Contrary to popular belief, menopause isn’t just about estrogen.
In reality, there are many hormones involved, including several types of estrogen, progesterone, testosterone, DHEA and pregnenolone. Aging can affect other hormones as well, such as those that control metabolism and other body functions.
Another misperception about menopause is that it reflects a hormone imbalance. “Menopause is not a state of imbalance, and it is not a disease. It is a state of change,” said Debra Bell, MD, an integrative medicine doctor at Penny George Institute for Health and Healing.
Adding to this complexity, fluctuations in hormone levels affect women differently. In fact, the severity of menopause symptoms is not directly related to an individual’s hormone levels. That’s why Bell does not routinely check hormone levels when a woman is experiencing symptoms.
But this does not mean women have to simply endure menopause.
Bell said her goal is to help women go through this change with the least amount of symptoms. “What we do depends on what else they are doing in their lifestyle and what their symptoms are.”
While hormone replacement may have a role in helping some women, “I think it’s important to not just focus on hormone replacement,” said Bell.

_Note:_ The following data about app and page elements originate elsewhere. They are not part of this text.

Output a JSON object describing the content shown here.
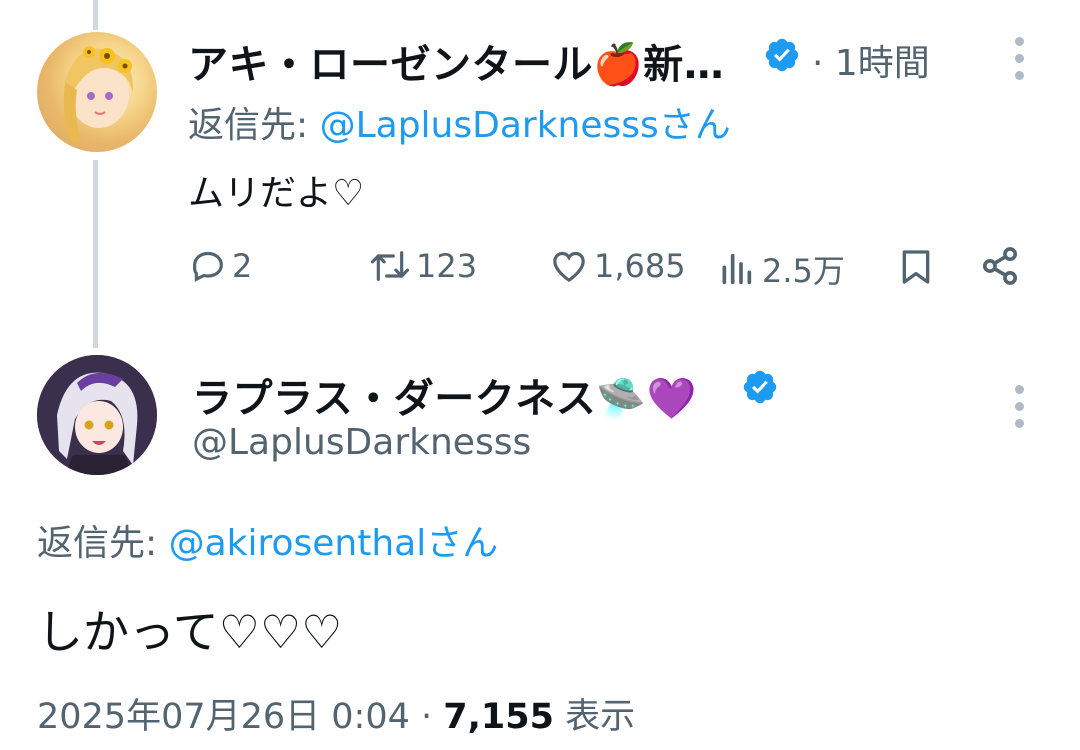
{
  "tweet1": {
    "display_name": "アキ・ローゼンタール🍎新…",
    "time": "1時間",
    "reply_prefix": "返信先: ",
    "reply_handle": "@LaplusDarknesssさん",
    "text": "ムリだよ♡",
    "actions": {
      "replies": "2",
      "retweets": "123",
      "likes": "1,685",
      "views": "2.5万"
    }
  },
  "tweet2": {
    "display_name": "ラプラス・ダークネス🛸💜",
    "handle": "@LaplusDarknesss",
    "reply_prefix": "返信先: ",
    "reply_handle": "@akirosenthalさん",
    "text": "しかって♡♡♡",
    "date": "2025年07月26日 0:04 · ",
    "view_count": "7,155",
    "view_label": " 表示"
  },
  "colors": {
    "accent": "#1d9bf0",
    "muted": "#536471",
    "thread_line": "#cfd9de"
  },
  "icons": [
    "verified-badge-icon",
    "more-options-icon",
    "reply-icon",
    "retweet-icon",
    "like-icon",
    "views-icon",
    "bookmark-icon",
    "share-icon"
  ]
}
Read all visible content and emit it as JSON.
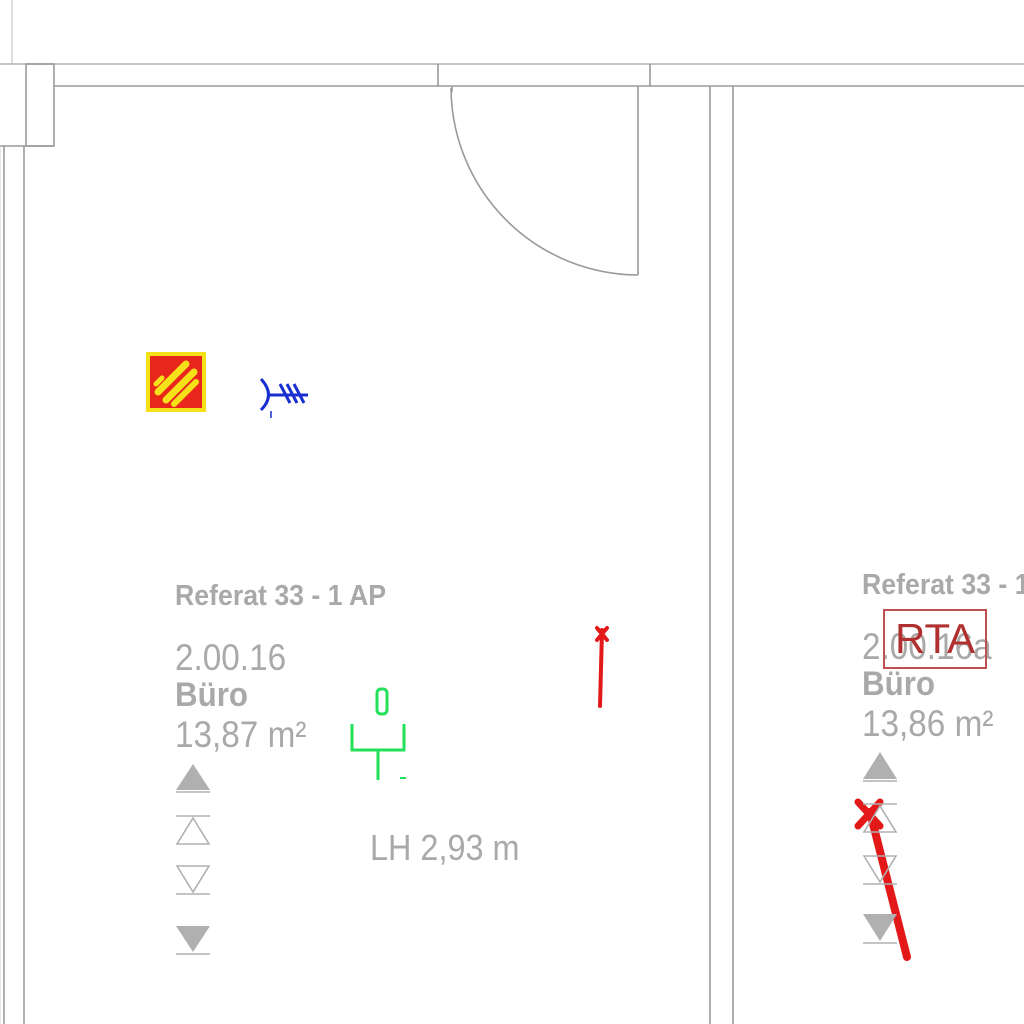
{
  "plan": {
    "rooms": [
      {
        "id": "left",
        "department": "Referat 33 -  1 AP",
        "number": "2.00.16",
        "name": "Büro",
        "area": "13,87 m²",
        "clear_height": "LH 2,93 m"
      },
      {
        "id": "right",
        "department": "Referat 33 -  1",
        "number": "2.00.16a",
        "name": "Büro",
        "area": "13,86 m²"
      }
    ],
    "tag": {
      "label": "RTA"
    },
    "symbols": {
      "fire_alarm_icon": "fire-extinguisher-sign-icon",
      "antenna_icon": "antenna-symbol-icon",
      "outlet_icon": "network-outlet-icon",
      "level_icons": [
        "level-marker-up-filled-icon",
        "level-marker-up-outline-icon",
        "level-marker-down-outline-icon",
        "level-marker-down-filled-icon"
      ]
    },
    "colors": {
      "wall": "#9a9a9a",
      "label": "#a9a9a9",
      "fire_sign_fill": "#e8261c",
      "fire_sign_border": "#f5e11a",
      "antenna": "#1a2fd0",
      "outlet": "#22e05a",
      "markup_red": "#e31818"
    }
  }
}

She recommends that women take a more holistic approach.
“Healthy living is the first step: exercise, sleep, good nutrition, avoiding excessive alcohol and caffeine. For many women, this is enough to keep their symptoms in check. For others for whom that’s not enough, there are many treatments that can help,” said Bell.
That includes dietary supplements, herbal preparations, acupuncture, mind-body techniques and more. For example, Bell often prescribes black cohosh and vitex to treat hot flashes, anxiety and other symptoms. “Herbals often work together synergistically, so we put different herbs together to address different symptoms,” she said. Before considering herbs or supplements, it is best to check with a health care practitioner.
Bell encourages women to view menopause as a new stage of life and to be open to adapting to it. “This is more about a process than a quick fix. We should be thinking about what we can do to be healthy at different stages of our lives.”
Going through menopause? Help yourself with these tips:
• Eat wholesome foods.
• Avoid sweets, alcohol and caffeine.
• Get regular exercise. Aim for at least 30 minutes a day.
• Try yoga, meditation and other relaxation techniques.
• Try acupuncture.
If you do not have other medical problems and are not taking prescription medicines, consider supplements or herbal remedies that are formulated to address menopause symptoms. These should be purchased from a reputable natural foods store.
Consult with an integrative medicine provider if:
• Your symptoms are very disruptive and make you uncomfortable.
• Your symptoms are affecting your sleep, your work life or your relationships.
• You have tried addressing the symptoms on your own without success.
• You are not sure if your symptoms are related to menopause or to something else.
Debra Bell, MD, sees patients at the Penny George Institute – Abbott Northwestern in Minneapolis. For appointments, call 612-863-3333. See her profile at wellness.allinahealth.org/bell.